“Thy will be done.” Matthew 6:10
My first memory of catechesis was our teacher asking us what faith means. We, as a group of second graders, said belief. To have faith in something means you believe in it. This definition stuck with me far beyond second grade. My understanding of faith even through high school was that if I tried hard enough to believe then maybe my faith would be strong.
Then, I got to college and there was no more youth group or small group discussion questions or conferences for me to go to. There weren’t as many breakthrough moments for me or emotional responses to Jesus in the Eucharist. My faith was growing and changing as I was and getting more complicated. Belief didn’t really cover everything anymore. My Catholic faith shaped my whole life. I went to daily Mass, prayed a rosary with my roommate every week, led a women’s group and chose to study theology. But if you asked me what faith meant I still would say just a belief that God exists and is good.
And that’s true. Faith does mean that you believe God exists and He’s good. It also is a gift from God, a supernatural virtue infused by Him (CCC 153) but I’ve found that my personal understanding of faith has changed as my relationship with God has changed. Not necessarily the definition of faith, I’m talking about faith as it is lived and understood. When I was younger it meant if I believed as hard as I could I would have faith. Then, for a long time faith meant persevering even when I wasn’t feeling anything. It meant finding God in the storm not shaking him awake in the boat. It meant being fearless even when I didn’t want to. And now, as I’m halfway through my senior year of college for me to have faith means I must be open.
I must be open to God’s plan for my vocation.
I must be open to God shaking up my plans for post graduation.
I must be open to God’s will in my relationship.
I must be open to God’s movement in my heart.
I must be open to God’s push.
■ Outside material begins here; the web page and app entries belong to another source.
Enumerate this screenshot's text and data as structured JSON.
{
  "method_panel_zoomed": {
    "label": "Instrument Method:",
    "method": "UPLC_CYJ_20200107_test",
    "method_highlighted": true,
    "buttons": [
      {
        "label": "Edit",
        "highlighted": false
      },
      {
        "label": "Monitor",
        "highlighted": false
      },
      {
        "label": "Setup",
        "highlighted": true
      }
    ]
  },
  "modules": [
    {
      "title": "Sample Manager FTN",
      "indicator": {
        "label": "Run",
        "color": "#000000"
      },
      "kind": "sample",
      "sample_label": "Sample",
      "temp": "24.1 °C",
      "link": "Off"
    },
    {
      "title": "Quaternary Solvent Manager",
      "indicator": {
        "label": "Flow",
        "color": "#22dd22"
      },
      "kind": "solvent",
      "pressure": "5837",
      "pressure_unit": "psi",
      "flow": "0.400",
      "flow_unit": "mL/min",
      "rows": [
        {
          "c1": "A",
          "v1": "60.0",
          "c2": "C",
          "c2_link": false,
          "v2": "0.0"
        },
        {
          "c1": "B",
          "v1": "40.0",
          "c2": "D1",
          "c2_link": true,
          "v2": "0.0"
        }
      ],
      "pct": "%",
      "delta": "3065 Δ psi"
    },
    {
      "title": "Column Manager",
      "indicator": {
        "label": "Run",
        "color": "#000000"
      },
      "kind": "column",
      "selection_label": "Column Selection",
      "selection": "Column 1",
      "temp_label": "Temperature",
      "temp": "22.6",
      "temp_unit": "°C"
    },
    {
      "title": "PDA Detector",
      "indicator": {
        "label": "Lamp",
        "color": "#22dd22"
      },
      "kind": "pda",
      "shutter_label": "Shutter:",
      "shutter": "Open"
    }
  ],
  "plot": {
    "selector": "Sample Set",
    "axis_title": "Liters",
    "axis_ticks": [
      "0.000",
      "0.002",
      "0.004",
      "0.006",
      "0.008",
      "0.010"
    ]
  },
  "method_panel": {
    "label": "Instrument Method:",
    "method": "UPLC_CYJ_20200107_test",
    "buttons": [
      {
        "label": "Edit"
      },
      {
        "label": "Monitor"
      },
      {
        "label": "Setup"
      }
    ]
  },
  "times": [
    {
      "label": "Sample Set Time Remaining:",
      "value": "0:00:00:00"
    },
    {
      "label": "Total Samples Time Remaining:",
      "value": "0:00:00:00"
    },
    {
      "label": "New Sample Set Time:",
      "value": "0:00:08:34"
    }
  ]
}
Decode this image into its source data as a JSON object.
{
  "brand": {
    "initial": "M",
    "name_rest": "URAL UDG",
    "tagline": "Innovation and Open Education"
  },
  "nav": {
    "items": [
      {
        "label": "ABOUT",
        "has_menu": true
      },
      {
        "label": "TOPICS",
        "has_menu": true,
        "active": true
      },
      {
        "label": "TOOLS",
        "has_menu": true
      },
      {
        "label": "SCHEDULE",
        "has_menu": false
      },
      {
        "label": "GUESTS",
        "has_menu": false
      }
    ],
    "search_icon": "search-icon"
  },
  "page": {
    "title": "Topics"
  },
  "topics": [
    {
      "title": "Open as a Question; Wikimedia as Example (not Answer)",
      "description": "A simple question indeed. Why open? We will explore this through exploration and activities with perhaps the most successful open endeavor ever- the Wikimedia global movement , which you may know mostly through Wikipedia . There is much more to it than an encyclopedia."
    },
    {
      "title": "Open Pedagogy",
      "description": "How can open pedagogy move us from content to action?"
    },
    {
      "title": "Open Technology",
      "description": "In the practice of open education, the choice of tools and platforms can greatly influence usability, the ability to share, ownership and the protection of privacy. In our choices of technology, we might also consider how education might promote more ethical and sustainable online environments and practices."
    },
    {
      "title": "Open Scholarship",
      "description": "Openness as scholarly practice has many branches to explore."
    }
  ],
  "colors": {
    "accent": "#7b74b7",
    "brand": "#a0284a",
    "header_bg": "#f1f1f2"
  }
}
To His tenderness. To His mercy. To His voice.
And that’s not just for a graduating college senior. In every part of life we are called to be open to God’s plan and His will for us. Recently I’ve been reading a book by Fr. Jean D’Elbée and in it he says often we pray “thy will be done” but really mean “my will be thine.” I don’t know about y’all but that rings true for me.
I pray thy will be done every day, I try to follow God but then when it comes to doing something big or scary or something I don’t like, I recoil. I get nervous. I back away. But that’s exhausting. When I give control to God and remain open I have more peace than when I try and handle it on my own. Sure, it seems more safe to make my own plans and have control but in reality, I need to give it to God because He has the best for me.
This all hinges on openness. In order to authentically allow God’s will to be done in our lives we have to be open to what he’s going to throw our way. That doesn’t mean we don’t make plans. It means that our plans take a backseat to the movement of the Spirit. It means that we give everything over to God so He has room to move us. It means that we empty ourselves so we may be filled with the Holy Spirit. Sometimes God shakes things up and sometimes He doesn’t but I encourage you to be open, to listen, and to move when God calls you.
Reflect/Journal/Talk About It
- What does faith mean to you? Take at least five minutes to reflect on this.
- Do you believe that God has the best for you?
- When you say “thy will be done” do you mean it in your heart or are you hoping that you’ll get your way?
- Take time in prayer to ask God to help you open up your heart to Him. Ask Him how you can continue to be more open to His will.
This blog is part of a series called, “Love Notes.” That’s what the Bible is — a big, giant, love letter from God, to you. In these blogs we pick out a favorite verse to write about in the hopes that you will take it to prayer and reflect on it too, either by yourself or with friends. God wants to speak to you through Scripture, use this blog as a guide to help you listen! Find more Love Notes blogs by clicking here.